Chronic urticaria (CU) is defined as weals that have been present persistently (with changing pattern of urticarial rash) or sporadically for at least 6 weeks. The weals of chronic spontaneous urticaria (CSU) develop with no external stimuli, distinguishing this condition from chronic inducible urticaria, where symptoms have an identifiable trigger such as physical pressure.
If the skin lesions last for more than 24 hours, leave bruising (staining) unrelated to scratching or where there are systemic symptoms (flu-like feelings, fever), urticarial vasculitis should be considered. A vasculitic condition may need confirmation by a skin biopsy.
Cutaneous mastocytosis (previously known as urticaria pigmentosa) is an uncommon condition and if the rash does not settle with antihistamines, then a serum tryptase may be informative in investigating this possibility.
The diagnosis of CSU is made clinically from the patient history (including drug history) and physical appearance of the skin lesions. Urticarial rashes persisting for days/weeks are unlikely to be allergy related although patients try to identify a food trigger that they can avoid. Bloods tests are not routinely required, but up to 30% of individuals are reported to have co-existing hypothyroidism.
The mainstay of treatment of CSU is second generation (non-sedating) antihistamines. The modern second-generation agents (e.g. cetirizine, desloratadine, fexofenadine, levocetirizine, loratadine) have fewer sedative effects. Fexofenadine is reported to cross the blood-brain barrier to a significantly lesser extent. The dosage may be increased by up to fourfold the licensed dose in order to maximise/optimise symptom control. The older sedating H1 antihistamines (e.g. hydroxyzine, diphenhydramine) are not generally recommended due to their anticholinergic and CNS effects. Anti H2 blockers probably do not offer additional therapeutic benefit once higher doses of ant1 H1 blockers (ranitidine) have been introduced.
Avoiding factors that can exacerbate CSU, including stress, alcohol, heat, and certain drugs (such as nonsteroidal anti-inflammatory drugs (NSAIDS) if the drug history suggests this) may be useful.
A short course of systemic corticosteroids can be helpful for acute exacerbations but are not recommended for long-term use.

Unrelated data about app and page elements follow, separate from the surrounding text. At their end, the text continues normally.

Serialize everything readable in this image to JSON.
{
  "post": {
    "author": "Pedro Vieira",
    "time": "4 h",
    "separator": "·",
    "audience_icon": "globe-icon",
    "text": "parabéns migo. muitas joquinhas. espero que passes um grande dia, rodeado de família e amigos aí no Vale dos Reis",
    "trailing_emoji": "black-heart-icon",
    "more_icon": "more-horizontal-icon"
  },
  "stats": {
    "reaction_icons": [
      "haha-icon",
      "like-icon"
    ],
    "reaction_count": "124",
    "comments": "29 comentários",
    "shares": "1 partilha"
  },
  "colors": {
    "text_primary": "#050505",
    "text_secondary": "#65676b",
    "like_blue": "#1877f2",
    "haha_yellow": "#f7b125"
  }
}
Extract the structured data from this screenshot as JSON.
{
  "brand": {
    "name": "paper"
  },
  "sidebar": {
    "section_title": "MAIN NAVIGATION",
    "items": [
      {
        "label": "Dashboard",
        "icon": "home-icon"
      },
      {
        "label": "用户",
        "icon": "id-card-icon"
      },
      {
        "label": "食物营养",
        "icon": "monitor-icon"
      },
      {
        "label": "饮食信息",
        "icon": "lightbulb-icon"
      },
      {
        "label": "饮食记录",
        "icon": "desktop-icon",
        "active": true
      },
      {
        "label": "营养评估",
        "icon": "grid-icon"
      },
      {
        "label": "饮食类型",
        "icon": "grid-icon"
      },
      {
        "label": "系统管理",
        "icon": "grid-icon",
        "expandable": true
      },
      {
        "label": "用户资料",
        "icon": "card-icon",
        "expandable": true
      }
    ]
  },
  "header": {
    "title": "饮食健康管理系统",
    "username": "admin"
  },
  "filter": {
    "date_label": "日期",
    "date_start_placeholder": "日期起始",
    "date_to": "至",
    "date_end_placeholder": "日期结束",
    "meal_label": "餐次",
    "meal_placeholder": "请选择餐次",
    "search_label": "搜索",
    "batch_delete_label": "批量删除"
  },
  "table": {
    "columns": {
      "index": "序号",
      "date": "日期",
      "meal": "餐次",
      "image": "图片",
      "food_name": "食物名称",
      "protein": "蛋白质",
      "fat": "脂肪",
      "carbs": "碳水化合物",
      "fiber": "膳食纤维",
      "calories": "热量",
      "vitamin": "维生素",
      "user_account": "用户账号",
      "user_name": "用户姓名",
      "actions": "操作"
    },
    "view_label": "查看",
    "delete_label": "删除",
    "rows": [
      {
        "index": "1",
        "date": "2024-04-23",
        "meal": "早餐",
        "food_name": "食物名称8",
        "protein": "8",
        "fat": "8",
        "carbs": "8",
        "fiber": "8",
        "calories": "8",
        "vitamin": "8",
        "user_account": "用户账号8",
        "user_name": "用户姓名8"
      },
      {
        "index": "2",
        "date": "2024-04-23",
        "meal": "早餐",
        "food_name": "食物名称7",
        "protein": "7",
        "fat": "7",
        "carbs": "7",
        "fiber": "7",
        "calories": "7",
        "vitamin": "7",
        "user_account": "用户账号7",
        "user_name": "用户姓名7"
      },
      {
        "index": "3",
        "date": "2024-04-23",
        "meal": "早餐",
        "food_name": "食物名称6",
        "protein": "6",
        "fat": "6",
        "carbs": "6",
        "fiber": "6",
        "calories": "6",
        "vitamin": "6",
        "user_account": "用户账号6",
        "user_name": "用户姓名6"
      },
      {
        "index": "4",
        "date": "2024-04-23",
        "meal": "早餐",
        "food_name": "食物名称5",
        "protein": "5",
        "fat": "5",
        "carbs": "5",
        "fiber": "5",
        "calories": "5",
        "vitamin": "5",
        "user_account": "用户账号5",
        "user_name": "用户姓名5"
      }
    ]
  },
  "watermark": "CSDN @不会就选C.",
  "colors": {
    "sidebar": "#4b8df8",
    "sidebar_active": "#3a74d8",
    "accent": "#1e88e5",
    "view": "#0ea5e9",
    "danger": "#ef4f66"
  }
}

In patients unresponsive to higher dose antihistamines, add-on therapies are available through specialist clinics, namely Omalizumab (a humanized IgG monoclonal antibody) and Ciclosporin.
Written by Professor Richard Powell, Professor of Clinical Immunology and Allergy